Your focus has been on your directs.  I will suggest, as harsh as this might be, that if you are coaching and giving feedback continuously, and the person is not responding, you need to do things differently or just accept that they are immune to your charms.  Otherwise, as per your parlance, you are mediocre as a manager.

The same goes for your direct who loves your coaching/feedback and yet does not increase his/her numbers.  By your parlance, nothing is changing so what does that make you? 

Remember, behaviour goes both ways.  Good luck in your challenges.  I suspect you will find a way to make it work.





maestro's picture


Thank you for the vote of confidence.  I'll try to make it back to this string in the forum to update everyone in 30 days or so.  Just a quick couple items of clarification: 

  • Employee B is actually improving through the coaching.  If I left the impression above that she wasn't improving, I apologize.  She is most certainly improving, but not yet producing sales at the level of Employee A.
  • My reference to a "mediocre manager" above was describing the manager who wouldn't care enough to solicit feedback from other managers (such as on this post).  That being said, I will certainly work to be sure MY behavior is effective as well!  Otherwise, I can't expect to reach the next level myself.

Thanks again to all of you-- I suppose this string would be a perfect example of why MT has the forums in place!

Best Regards,


nealmparker's picture

This is my first post on manager tools and I love the podcasts and other material.  I have an average performer in my office that I hired about three years ago.  He is not a non-performer (grounds for dismissal) but is someone that consistently requires motivation for him to perform.  I have struggled and struggled with how to address this (ranging from shot across the bow - which I have done) to aggressively working to improve his performance but he always seems to settle back into a 2.5 (on a scale of 1 - 5 weak to strong performer).  Does anyone have suggestions for other resources I could access on addressing this type of person?  Some days I feel it would be easier to have someone who was outright non-performing as it makes it much easier for dismissal!  Incidentally, I am with a government organization (Army).

Thoughts I have are to accept this reality and continue working with him in this capacity, regular feedback, etc.  It is tough thought, as I have several strong performers in my office and I still find myself gravitating to having to spend more time with this weak to average performer than the others where my time should be focused.

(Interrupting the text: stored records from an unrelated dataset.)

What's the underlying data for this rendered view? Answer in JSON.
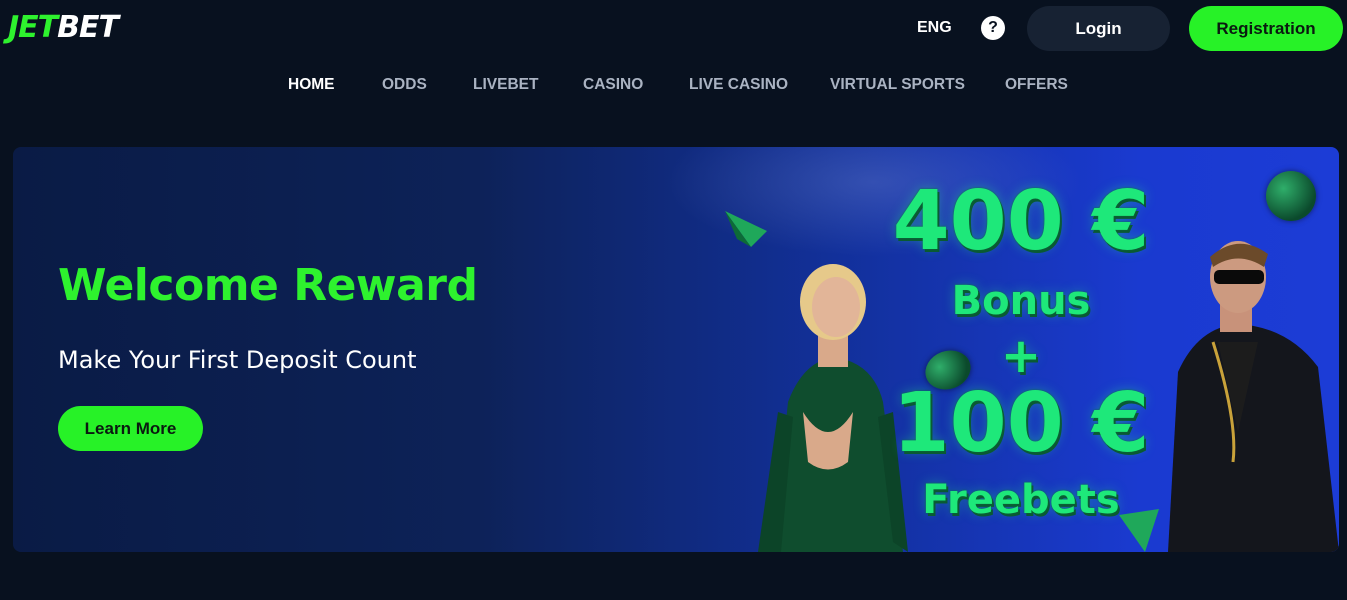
{
  "header": {
    "logo": {
      "part1": "JET",
      "part2": "BET"
    },
    "language": "ENG",
    "help_icon_glyph": "?",
    "login_label": "Login",
    "register_label": "Registration"
  },
  "nav": {
    "items": [
      {
        "label": "HOME",
        "active": true
      },
      {
        "label": "ODDS",
        "active": false
      },
      {
        "label": "LIVEBET",
        "active": false
      },
      {
        "label": "CASINO",
        "active": false
      },
      {
        "label": "LIVE CASINO",
        "active": false
      },
      {
        "label": "VIRTUAL SPORTS",
        "active": false
      },
      {
        "label": "OFFERS",
        "active": false
      }
    ]
  },
  "banner": {
    "title": "Welcome Reward",
    "subtitle": "Make Your First Deposit Count",
    "cta_label": "Learn More",
    "promo": {
      "amount": "400 €",
      "amount_label": "Bonus",
      "plus": "+",
      "free_amount": "100 €",
      "free_label": "Freebets"
    }
  },
  "colors": {
    "background": "#08111f",
    "accent": "#27f227",
    "login_button": "#172233",
    "banner_left": "#0a1b45",
    "banner_right": "#1c3cd6",
    "promo_text": "#1ee87a"
  },
  "icons": {
    "help": "question-circle-icon",
    "chips": "casino-chip-icon",
    "ball": "football-icon"
  }
}
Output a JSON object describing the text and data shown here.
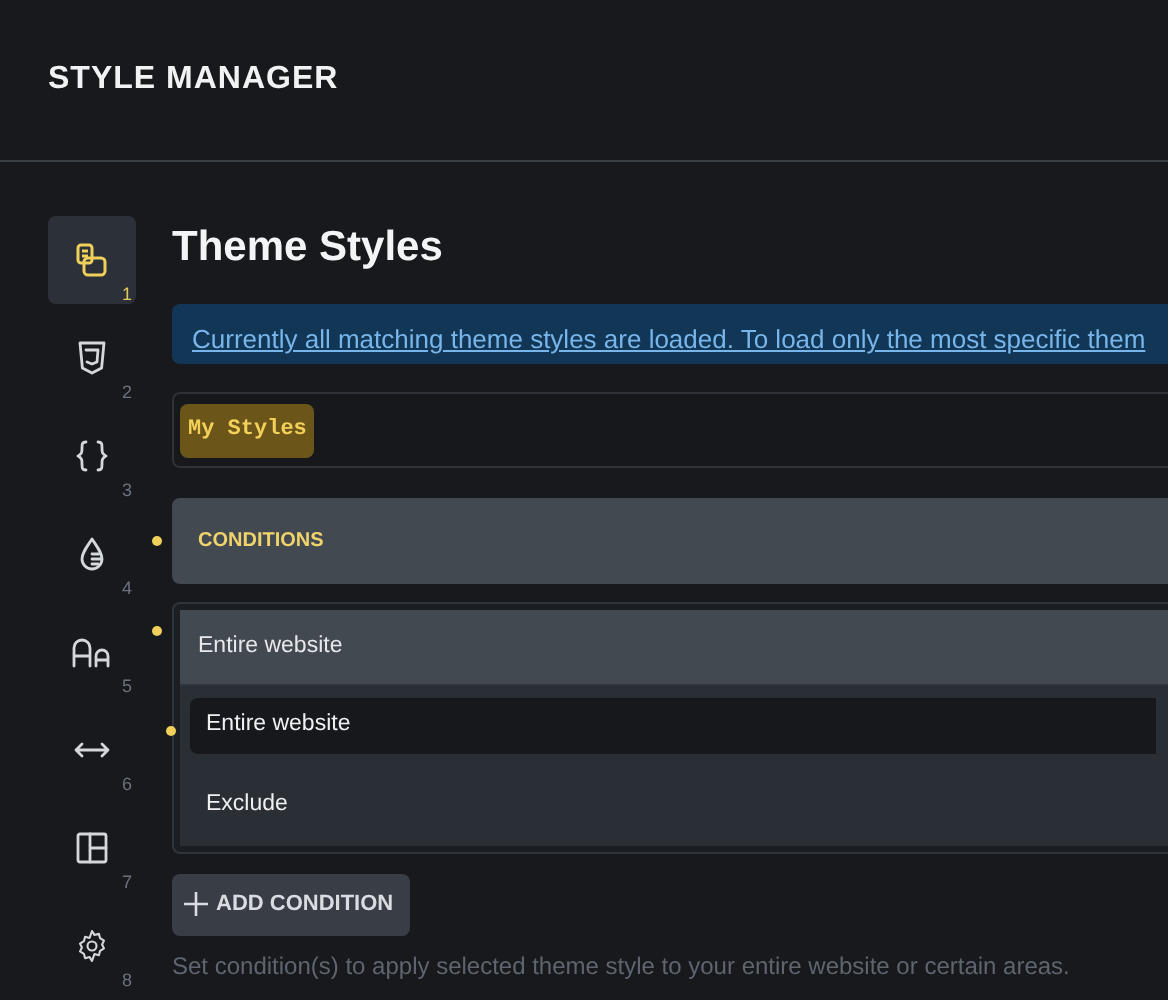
{
  "header": {
    "title": "STYLE MANAGER"
  },
  "sidebar": {
    "items": [
      {
        "number": "1",
        "selected": true
      },
      {
        "number": "2",
        "selected": false
      },
      {
        "number": "3",
        "selected": false
      },
      {
        "number": "4",
        "selected": false
      },
      {
        "number": "5",
        "selected": false
      },
      {
        "number": "6",
        "selected": false
      },
      {
        "number": "7",
        "selected": false
      },
      {
        "number": "8",
        "selected": false
      }
    ]
  },
  "main": {
    "title": "Theme Styles",
    "notice": "Currently all matching theme styles are loaded. To load only the most specific them",
    "style_tag": "My Styles",
    "conditions": {
      "label": "CONDITIONS",
      "modified": true,
      "group": {
        "title": "Entire website",
        "modified": true,
        "items": [
          {
            "label": "Entire website",
            "modified": true,
            "selected": true
          },
          {
            "label": "Exclude",
            "modified": false,
            "selected": false
          }
        ]
      }
    },
    "add_button": "ADD CONDITION",
    "help": "Set condition(s) to apply selected theme style to your entire website or certain areas."
  }
}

I have the managers tools book, implement the trinity regularly, and am pretty familiar with the podcasts on performance, shot across the bow, etc.  I wanted to get some additional insight from people with experience on this type of person.

Thank you for anyones perspective, advice, resources!